Schooling Of Authors

If you write, or if you want to, you probably know social media is overrun with people who – for whatever reason – will try to offer you “instruction” on how to write…

[From Instagram. #Writingadvice hashtag. Screen capture.]

You can go bonkers trawling through all of that. Notice that at the time I screen captured that, that #writingadvice hashtag had nearly 300,000 posts. And that is hardly the only writing-related hashtag on Instagram alone, of course.

And look at some of those above: “Writing your second draft”; “Writing angry characters”; “Quick tips on ending your novel.” Such is probably only interesting at all to another writer, for most readers (I believe) care nothing about any of that. Reading is I feel a bit like driving a car: most readers – and I am one, too – want to enjoy the drive and are probably uninterested in how the engine was constructed.

Often when you click on such posts as well, you do wonder how much of it is “clickbait” stuff and/or efforts just to attract “clicks” and “likes” in order to try to “beat” the algorithm. In fact if you dig a little deeper from those who offer such “advice” and say they write, you also discover some who post stuff like that have themselves not actually published anything. (They may claim they are, say, currently writing their first book.) Frankly, I am uninterested in wasting my time reading writing “advice” from anyone if I have not seen at least a book they themselves have written to completion.

[Photo by Min An on]
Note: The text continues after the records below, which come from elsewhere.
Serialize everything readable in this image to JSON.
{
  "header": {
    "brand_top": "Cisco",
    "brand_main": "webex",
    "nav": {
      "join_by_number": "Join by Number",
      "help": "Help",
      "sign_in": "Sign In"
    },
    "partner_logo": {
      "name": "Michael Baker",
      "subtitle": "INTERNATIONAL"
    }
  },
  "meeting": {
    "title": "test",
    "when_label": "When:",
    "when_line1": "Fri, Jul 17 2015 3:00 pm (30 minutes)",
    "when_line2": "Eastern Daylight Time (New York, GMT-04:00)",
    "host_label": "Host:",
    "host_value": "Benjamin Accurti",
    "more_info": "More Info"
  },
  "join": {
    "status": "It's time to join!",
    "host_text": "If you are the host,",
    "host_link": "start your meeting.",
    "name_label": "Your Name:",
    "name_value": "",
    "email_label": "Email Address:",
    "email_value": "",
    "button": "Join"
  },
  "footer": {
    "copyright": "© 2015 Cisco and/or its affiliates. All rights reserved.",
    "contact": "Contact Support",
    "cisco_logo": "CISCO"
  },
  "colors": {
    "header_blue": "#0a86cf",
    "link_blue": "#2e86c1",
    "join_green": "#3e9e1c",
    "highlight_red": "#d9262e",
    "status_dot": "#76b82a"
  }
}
Having written some myself, I have come to feel writing a book is to start from nothing and seek to impose order on the creative chaos as you write it in order eventually to get to a finish which the reader finds enjoyable and worth their valuable time. How you get to that last reader point is entirely up to you as the writer. As I have said before, I would never try to tell anyone “how” to write. You have to write your tales as you deem fit.

The only suggestion I do offer is from my own experience: it is best first to be a reader – possibly for years – before you try to write for publication. Read, read, read, read, read. Because through reading others we see how others write, discover what we like, what we do not like, and begin to form a sense of how we ourselves might write.

Clicking around, you may also find yourself encountering writing stuff that causes you to shake your head in disbelief. For example, this author is well-regarded by many – although I admit I have never read a thing he has written; his tales do not appeal to me – and is much-quoted on Instagram. I had stumbled on this from him shared from some unnamed Instagrammer:

[Neil Gaiman, quoted on Instagram.]

One of the slides has this example of his “wisdom” (with encirclings here being mine):

[Neil Gaiman, quoted on Instagram.]

I did a double take at that last sentence: “They don’t teach you anything worth knowing” in school. That is “wisdom?” Assuming for the sake of argument that quote is accurate (a bit of an “if” on the net, I know), one wonders, for example, where did he happen to learn to write and to read? Wikipedia states he could read at age 4 – which sounds impressive (since that is before formal schooling starts) until you realize if they are encouraged most children start to become literate by age 3-4. (I can vaguely recall “reading” at age 4, too.) Chances are that like many he had benefited from a reading start at home, sure, but that he learned to read properly mostly thanks to attending school.

I was a university history and politics lecturer for nearly a decade. I can tell you that prior to the creation of widespread state education in the mid-late-1800s in the U.S., many were barely literate, and even illiterate, by today’s standards. Here in Great Britain, the reality was much the same.

White American men in 1790 in New England, a region which long had had many village schools – for 5-13 year old boys in particular – were among the most literate in the world; but in comparison white American men in the South, a much more rural region which had no public education, were much less likely to be able to read and to write as well as their northern counterparts. Overall, though, because of some public education especially in the North, it is now estimated that about 70 percent of white American men could read and write to an extent in “1776.” On the other hand, just 40 percent of men in Great Britain and only some 30 percent of men in France – neither of which then had widespread state education – could read and write.

[Photo by Max Fischer on]

So even glibly to assert schools “don’t teach you anything worth knowing” has to rate as one of the more shockingly stupid observations I have ever read coming from an author (and especially a well thought of one, no less) and I don’t give a damn how many awards he has been handed, how many books he has sold, and how many have been adapted for the screen.

On the whole, always be careful in accepting authoring “wisdom” shared on social media.

Have a great weekend! 🙂